Very nice peace, although i do have a couple of suggestions.
I think it would benefit from more colors in the skin for one, the other is that the right (her right) shoulder sticks out at an unnatural angle to the body, because it doesn't align with the position of the collar bone and the pectoral muscle. Other then that - good job, keep it up.
Last edited by dusty imp; February 26th, 2004 at 12:36 AM.
February 26th, 2004 #14
I see what you're saying now Chris. It's kinda flat and doesn't describe the form very well. I can't remember whether the reference has that same effect, but either way, it should be more clearly stated. I'm definitely gonna fix it. Thanx, that helped out a lot.

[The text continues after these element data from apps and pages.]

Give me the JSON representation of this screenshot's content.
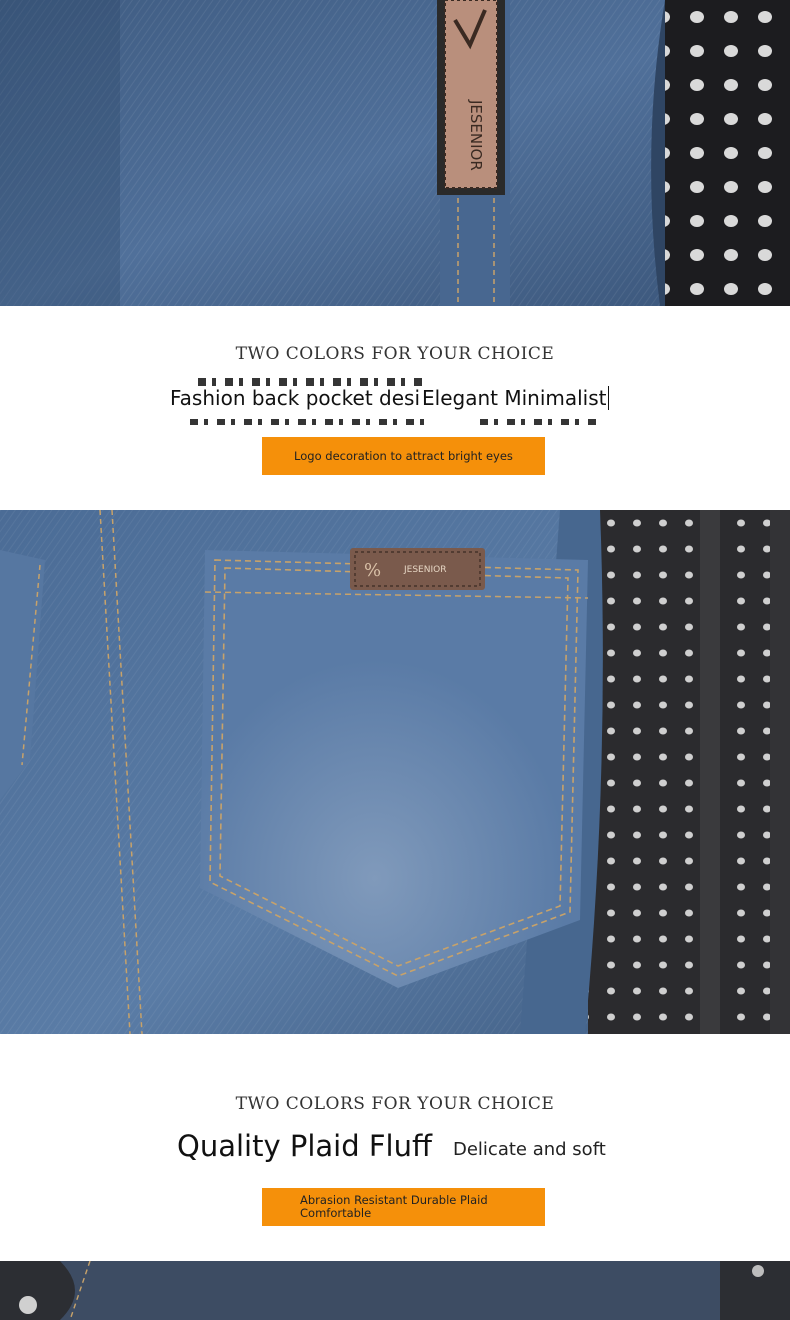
{
  "sections": [
    {
      "subtitle_en": "TWO COLORS FOR YOUR CHOICE",
      "headline_left": "Fashion back pocket desig",
      "headline_right": "Elegant Minimalist",
      "badge": "Logo decoration to attract bright eyes"
    },
    {
      "subtitle_en": "TWO COLORS FOR YOUR CHOICE",
      "headline_left": "Quality Plaid Fluff",
      "headline_right": "Delicate and soft",
      "badge": "Abrasion Resistant Durable Plaid Comfortable"
    }
  ],
  "photos": [
    {
      "subject": "denim-waistband-with-leather-label"
    },
    {
      "subject": "denim-back-pocket-with-leather-patch"
    },
    {
      "subject": "denim-detail-dark"
    }
  ],
  "colors": {
    "accent": "#f5900a",
    "denim": "#46658f"
  }
}
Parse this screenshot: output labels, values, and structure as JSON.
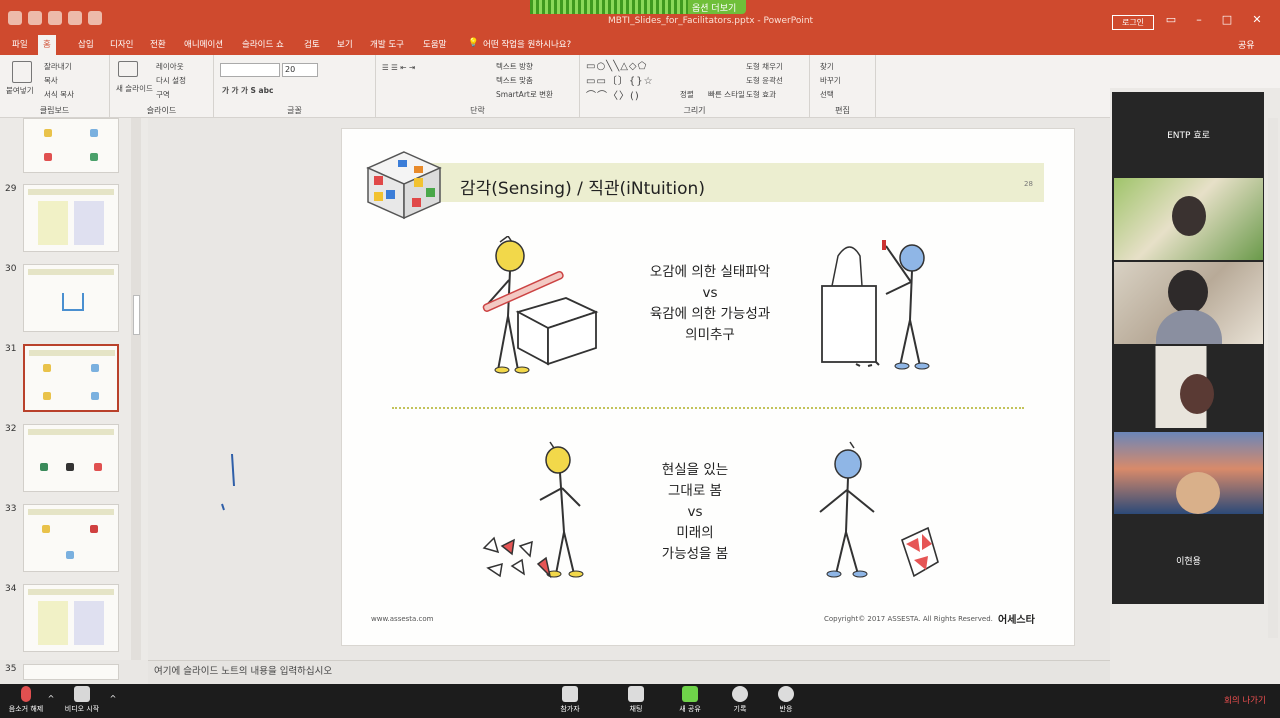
{
  "zoom": {
    "share_label": "옵션 더보기",
    "leave_label": "회의 나가기",
    "toolbar": [
      {
        "label": "음소거 해제"
      },
      {
        "label": "비디오 시작"
      },
      {
        "label": "참가자"
      },
      {
        "label": "채팅"
      },
      {
        "label": "새 공유"
      },
      {
        "label": "기록"
      },
      {
        "label": "반응"
      }
    ],
    "participants": [
      {
        "name": "ENTP 효로"
      },
      {
        "name": ""
      },
      {
        "name": ""
      },
      {
        "name": ""
      },
      {
        "name": ""
      },
      {
        "name": "이현용"
      }
    ]
  },
  "powerpoint": {
    "doc_title": "MBTI_Slides_for_Facilitators.pptx - PowerPoint",
    "login": "로그인",
    "share": "공유",
    "tabs": [
      "파일",
      "홈",
      "삽입",
      "디자인",
      "전환",
      "애니메이션",
      "슬라이드 쇼",
      "검토",
      "보기",
      "개발 도구",
      "도움말",
      "어떤 작업을 원하시나요?"
    ],
    "ribbon": {
      "clipboard": {
        "label": "클립보드",
        "paste": "붙여넣기",
        "cut": "잘라내기",
        "copy": "복사",
        "format": "서식 복사"
      },
      "slides": {
        "label": "슬라이드",
        "new": "새 슬라이드",
        "layout": "레이아웃",
        "reset": "다시 설정",
        "section": "구역"
      },
      "font": {
        "label": "글꼴",
        "size": "20"
      },
      "paragraph": {
        "label": "단락",
        "dir": "텍스트 방향",
        "align": "텍스트 맞춤",
        "smart": "SmartArt로 변환"
      },
      "drawing": {
        "label": "그리기",
        "arrange": "정렬",
        "styles": "빠른 스타일",
        "fill": "도형 채우기",
        "outline": "도형 윤곽선",
        "effects": "도형 효과"
      },
      "editing": {
        "label": "편집",
        "find": "찾기",
        "replace": "바꾸기",
        "select": "선택"
      }
    },
    "thumbnails": [
      {
        "num": ""
      },
      {
        "num": "29"
      },
      {
        "num": "30"
      },
      {
        "num": "31"
      },
      {
        "num": "32"
      },
      {
        "num": "33"
      },
      {
        "num": "34"
      },
      {
        "num": "35"
      }
    ],
    "notes_placeholder": "여기에 슬라이드 노트의 내용을 입력하십시오",
    "slide": {
      "title": "감각(Sensing) / 직관(iNtuition)",
      "page_num": "28",
      "top_text": [
        "오감에 의한 실태파악",
        "vs",
        "육감에 의한 가능성과",
        "의미추구"
      ],
      "bottom_text": [
        "현실을 있는",
        "그대로 봄",
        "vs",
        "미래의",
        "가능성을 봄"
      ],
      "footer_url": "www.assesta.com",
      "footer_copy": "Copyright© 2017 ASSESTA. All Rights Reserved.",
      "footer_brand": "어세스타"
    }
  },
  "colors": {
    "ppt_accent": "#cf4a2e",
    "zoom_share": "#6fbf3a",
    "header_band": "#eceed0"
  }
}
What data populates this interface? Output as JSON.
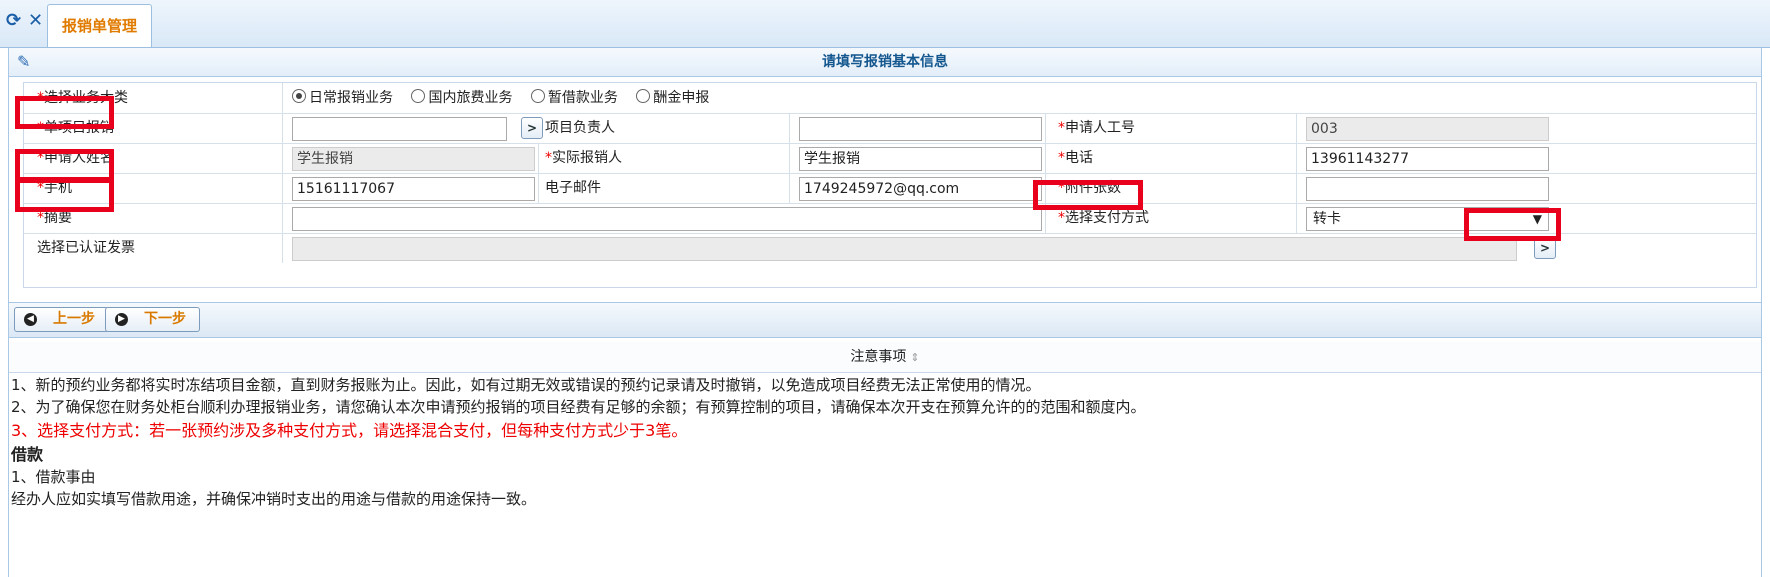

Yutani - I also see what you mean about the shoulder, I painted the collar bones out of alignment. Fortunately, that's an easy fix, so I'll be working on these soon.